- Chinesisches Roulette (Chinese Roulette, Rainer Werner Fassbinder, West Germany/France, 1976)
- Best of the MIFF Shorts
- Un lac (A Lake, Philippe Grandrieux, France, 2008)
In some respects, I feel similarly towards Fassbinder as I do towards Godard. Other than Ali: Fear Eats the Soul, little of Fassbinder's work touches me and - like Godard's films - feels designed to remain distant. Chinese Roulette is unmistakably Fassbinder: the melodrama, the score, the sexual innuendo, the camp undertones.

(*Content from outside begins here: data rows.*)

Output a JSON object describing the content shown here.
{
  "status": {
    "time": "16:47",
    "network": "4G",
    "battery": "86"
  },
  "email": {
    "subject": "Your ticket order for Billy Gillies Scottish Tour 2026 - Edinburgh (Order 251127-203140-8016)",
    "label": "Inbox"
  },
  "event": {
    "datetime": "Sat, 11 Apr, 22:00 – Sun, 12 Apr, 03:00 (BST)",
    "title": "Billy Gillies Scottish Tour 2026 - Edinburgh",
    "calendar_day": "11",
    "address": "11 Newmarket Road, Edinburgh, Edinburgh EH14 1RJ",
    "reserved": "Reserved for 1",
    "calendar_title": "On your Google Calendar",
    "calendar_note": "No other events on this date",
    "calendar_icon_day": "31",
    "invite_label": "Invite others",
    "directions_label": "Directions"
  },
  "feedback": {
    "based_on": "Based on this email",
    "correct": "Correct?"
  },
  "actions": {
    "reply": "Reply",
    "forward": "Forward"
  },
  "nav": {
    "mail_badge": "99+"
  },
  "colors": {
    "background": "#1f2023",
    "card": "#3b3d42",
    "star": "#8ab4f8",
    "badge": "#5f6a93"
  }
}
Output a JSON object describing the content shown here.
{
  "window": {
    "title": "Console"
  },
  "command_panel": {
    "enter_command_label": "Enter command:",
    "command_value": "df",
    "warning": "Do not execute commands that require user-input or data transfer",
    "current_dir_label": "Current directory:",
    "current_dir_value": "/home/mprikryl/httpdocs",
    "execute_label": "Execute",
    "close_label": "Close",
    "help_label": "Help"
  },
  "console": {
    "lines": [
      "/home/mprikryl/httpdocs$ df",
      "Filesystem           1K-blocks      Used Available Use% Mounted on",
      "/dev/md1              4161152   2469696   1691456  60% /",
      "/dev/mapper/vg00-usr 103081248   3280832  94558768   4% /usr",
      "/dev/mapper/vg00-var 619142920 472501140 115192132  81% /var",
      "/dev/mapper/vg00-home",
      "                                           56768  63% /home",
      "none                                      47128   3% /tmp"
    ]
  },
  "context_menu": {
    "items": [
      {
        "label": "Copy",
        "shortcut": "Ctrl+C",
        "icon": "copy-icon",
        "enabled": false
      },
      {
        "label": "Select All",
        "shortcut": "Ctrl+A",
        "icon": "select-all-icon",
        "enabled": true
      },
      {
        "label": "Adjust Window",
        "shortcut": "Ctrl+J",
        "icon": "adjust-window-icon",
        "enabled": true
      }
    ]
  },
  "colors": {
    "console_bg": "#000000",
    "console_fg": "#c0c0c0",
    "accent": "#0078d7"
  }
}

Anna Karina's role demands little of her. She plays the husband's mistress and speaks a few words of German here and there. As in Godard's films, it appears her role is little more than window-dressing, pretty as she is.
The film encapsulates an era, and is fascinating in that context. The story is a bit of a romp and enjoyable enough. Like Godard, I don't feel I know enough about Fassbinder's intent to discuss the film further, but am happy to be enlightened by others. I enjoyed the film, but it was nothing special.
Best of the MIFF Shorts
I didn't realise that this session was largely taken up by the awards ceremony, so we only got to see six shorts:
- Instead of Abracadabra
A Swedish comedy (with a zany sense of humour guaranteed to appeal to Australian audiences) about a young layabout whose amateur magic shows sometimes put relatives in hospital.
- Next Floor
The silent era styeled credits preface a film without dialogue. The visuals recall any number of gothic horror films and the style is almost Greenaway.
- Two Men
A simple premise is explored in a novel fashion, a kind of what-if, indigenous style.
- Necessary Games
I can't say I'm a big fan for experimental cinema, though this one is intriguing.
- The Cat Piano
Inventive, entertaining, film noir with a voiceover by Nick Cave - how could you go wrong?
The animation does an excellent job of making a dark subject accessible. Who'd have thought that the terrible things described are taking place today?
"It's like sticking knitting needles into your eyes" is how one walk-out described this film to me, though I found it captivating. I just had to capture that response, which I find amusing, and fair enough. I noticed quite a number of walk-outs and I don't blame any of them.
A Lake is a difficult film: the hand-held camera has a tendency at times to replicate the experience of the epileptic protagonist. There's not a whole lot happening. Our man cuts down trees in the snow. The visuals are staggeringly beautiful. His fits are increasing in frequency, which he reveals to his sister (with whom he has a sexual fixation), but not his mother.
The film is dark, brooding and again, difficult. Yet somehow compelling.